Our first debt of gratitude and our greatest find
are his wonderful parents, who support our effort to make him fast.
Transforming lives one pedal stroke at a time is good for the young person that is served, but it is most certainly a grand opportunity for those who toe in and do the work. It is always interesting, usually enlightening, and sometimes fun.
Marquell Brown was 11 when he introduced himself to me. The first day we put him in cleats he fell over so many times, I think he was traumatized. But a week later he climbed up over Terwilliger and rode out to the velodrome.
Marquell participated in a Cycling Camp at the PSU campus in which nearly everyone on the team participated at some point. He gardened, cooked, shopped, registered, signed up, checked out, climbed, sprinted, and most of all, towed. He towed my wheelchair back and forth across downtown too many times to count.
He has email, see: firstname.lastname@example.org
He has a Multnomah County Library card. He knows how to work the scene in the Pearl, and he can cook a sizzling sea food plate like the one he likes to order at Pho Than Long.

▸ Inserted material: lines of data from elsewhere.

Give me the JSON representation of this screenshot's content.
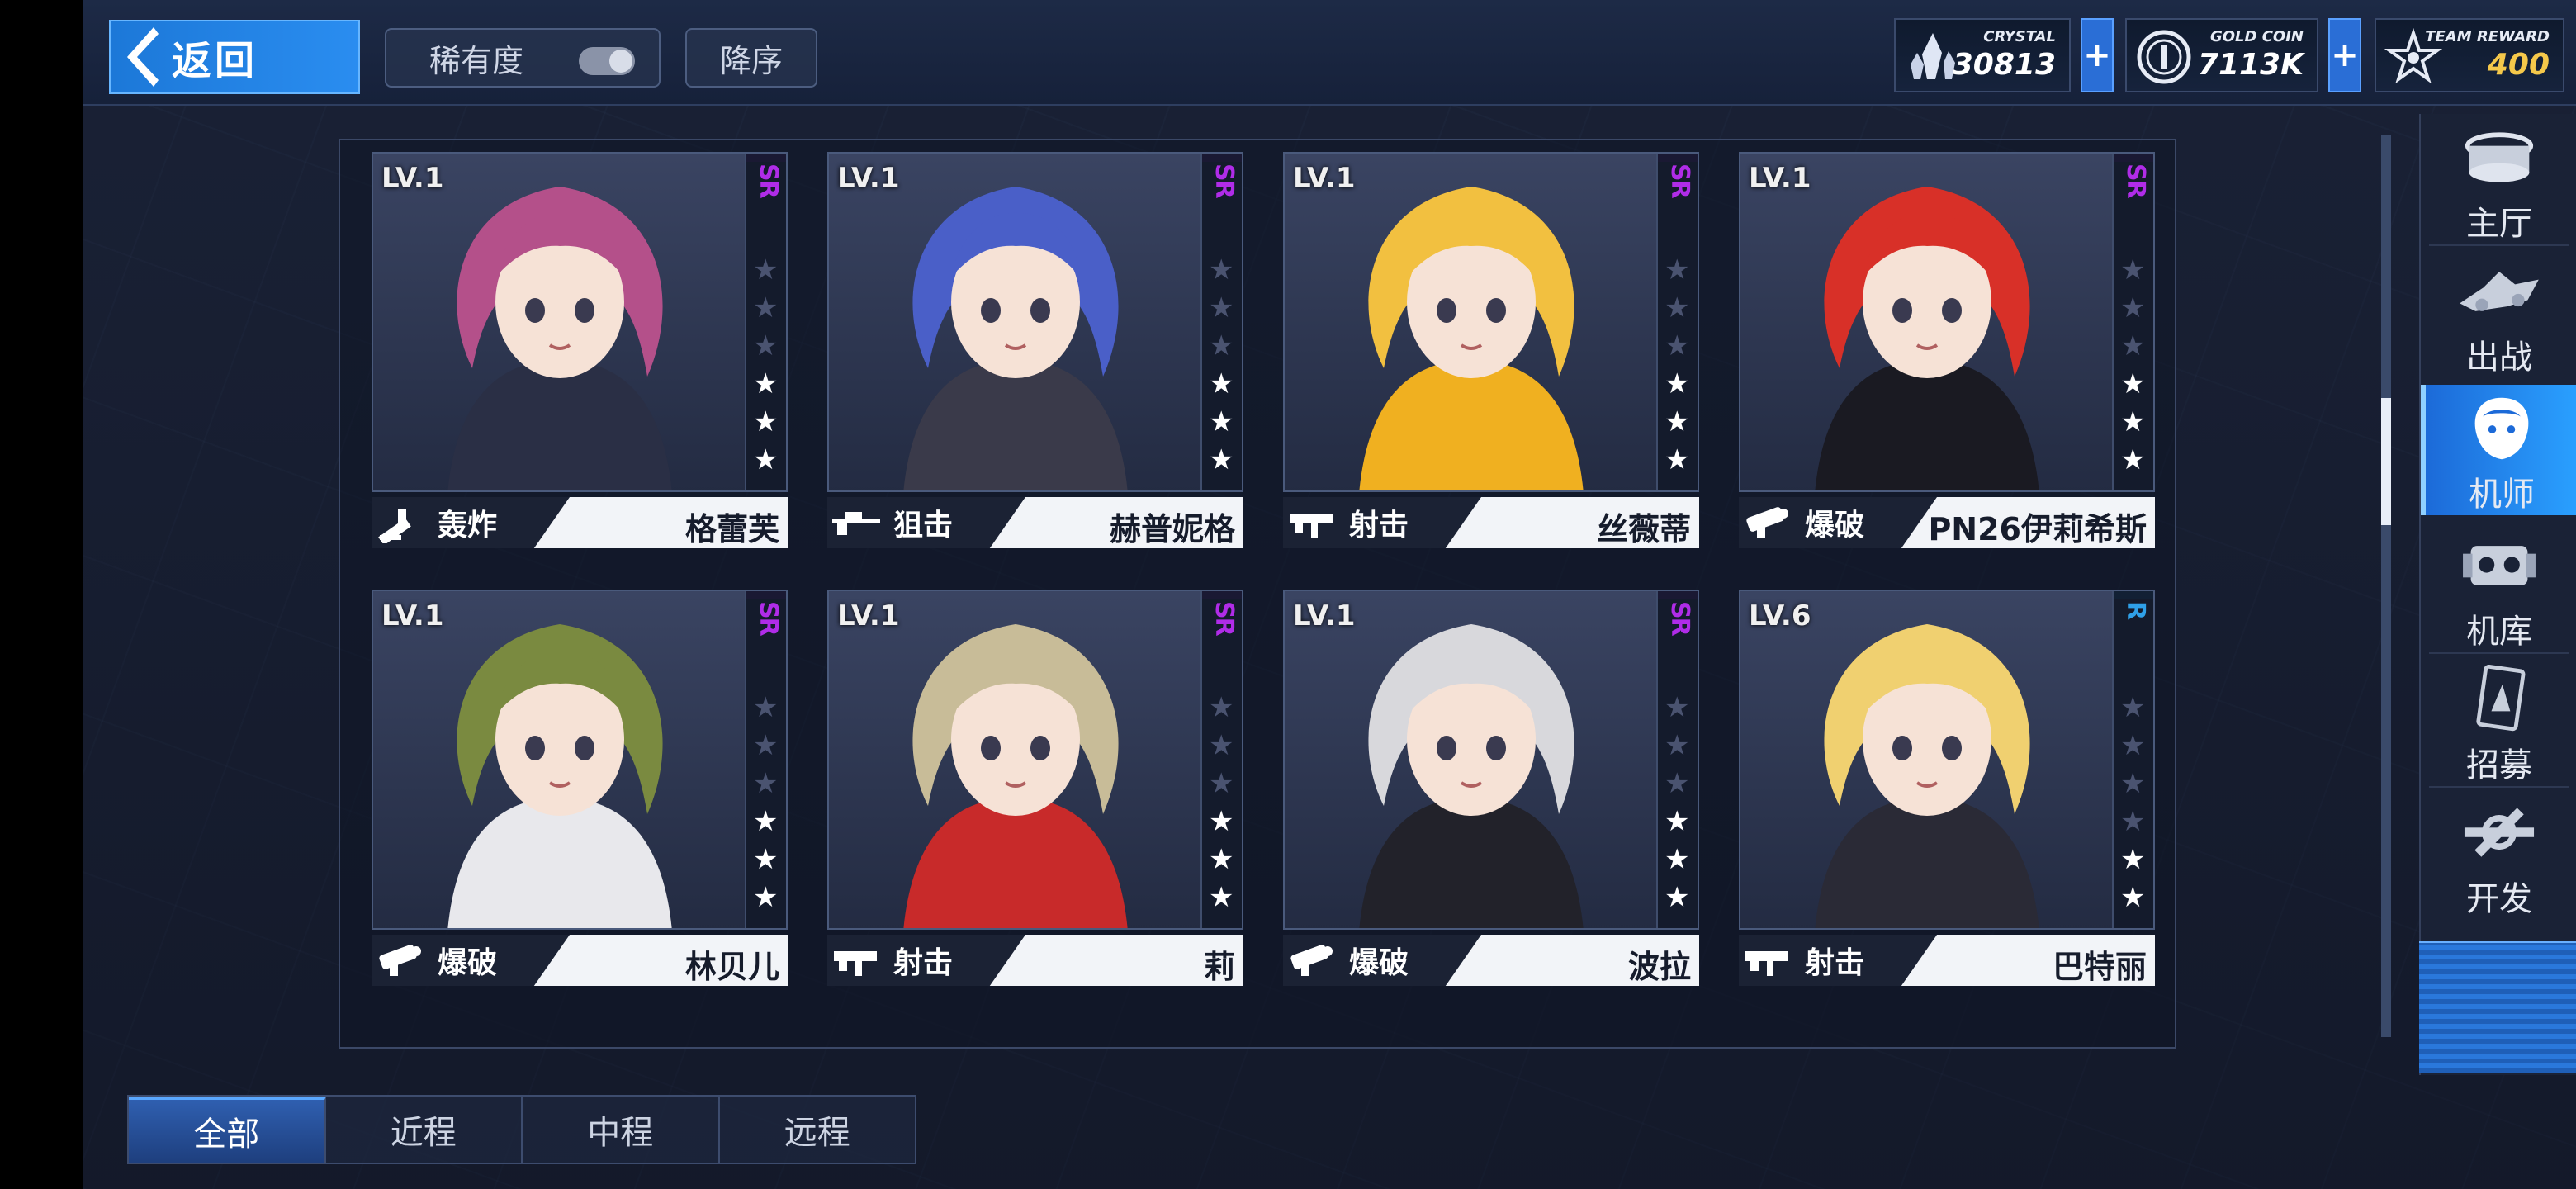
{
  "header": {
    "back_label": "返回",
    "rarity_label": "稀有度",
    "sort_label": "降序"
  },
  "resources": {
    "crystal": {
      "name": "CRYSTAL",
      "value": "30813",
      "icon": "crystal-icon"
    },
    "gold": {
      "name": "GOLD COIN",
      "value": "7113K",
      "icon": "gold-coin-icon"
    },
    "team": {
      "name": "TEAM REWARD",
      "value": "400",
      "icon": "team-star-icon"
    },
    "plus_label": "+"
  },
  "cards": [
    {
      "level": "LV.1",
      "rarity": "SR",
      "stars": 3,
      "role": "轰炸",
      "name": "格蕾芙",
      "hair": "#b4508a",
      "accent": "#2a2f45"
    },
    {
      "level": "LV.1",
      "rarity": "SR",
      "stars": 3,
      "role": "狙击",
      "name": "赫普妮格",
      "hair": "#4a5fc8",
      "accent": "#3a3a4a"
    },
    {
      "level": "LV.1",
      "rarity": "SR",
      "stars": 3,
      "role": "射击",
      "name": "丝薇蒂",
      "hair": "#f2c040",
      "accent": "#f0b020"
    },
    {
      "level": "LV.1",
      "rarity": "SR",
      "stars": 3,
      "role": "爆破",
      "name": "PN26伊莉希斯",
      "hair": "#d83028",
      "accent": "#1a1a22"
    },
    {
      "level": "LV.1",
      "rarity": "SR",
      "stars": 3,
      "role": "爆破",
      "name": "林贝儿",
      "hair": "#7a8a40",
      "accent": "#e8e8ec"
    },
    {
      "level": "LV.1",
      "rarity": "SR",
      "stars": 3,
      "role": "射击",
      "name": "莉",
      "hair": "#c8bc98",
      "accent": "#c82a2a"
    },
    {
      "level": "LV.1",
      "rarity": "SR",
      "stars": 3,
      "role": "爆破",
      "name": "波拉",
      "hair": "#d8d8dc",
      "accent": "#22222a"
    },
    {
      "level": "LV.6",
      "rarity": "R",
      "stars": 2,
      "role": "射击",
      "name": "巴特丽",
      "hair": "#f0d070",
      "accent": "#2a2a36"
    }
  ],
  "tabs": [
    "全部",
    "近程",
    "中程",
    "远程"
  ],
  "active_tab": "全部",
  "nav": [
    {
      "label": "主厅",
      "icon": "hall-icon"
    },
    {
      "label": "出战",
      "icon": "sortie-icon"
    },
    {
      "label": "机师",
      "icon": "pilot-icon"
    },
    {
      "label": "机库",
      "icon": "hangar-icon"
    },
    {
      "label": "招募",
      "icon": "recruit-icon"
    },
    {
      "label": "开发",
      "icon": "develop-icon"
    }
  ],
  "active_nav": "机师"
}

When De'Shaun came back from Church Camp, he could tell, Marquell had become much faster then he remembered. Marquell raced his first race Sunday at the Vancouver Crit and finished 7th out of ten after fighting hard to hold on to the pack. Now Marquell is on sabatical in Las Angeles, but we look forward to his return.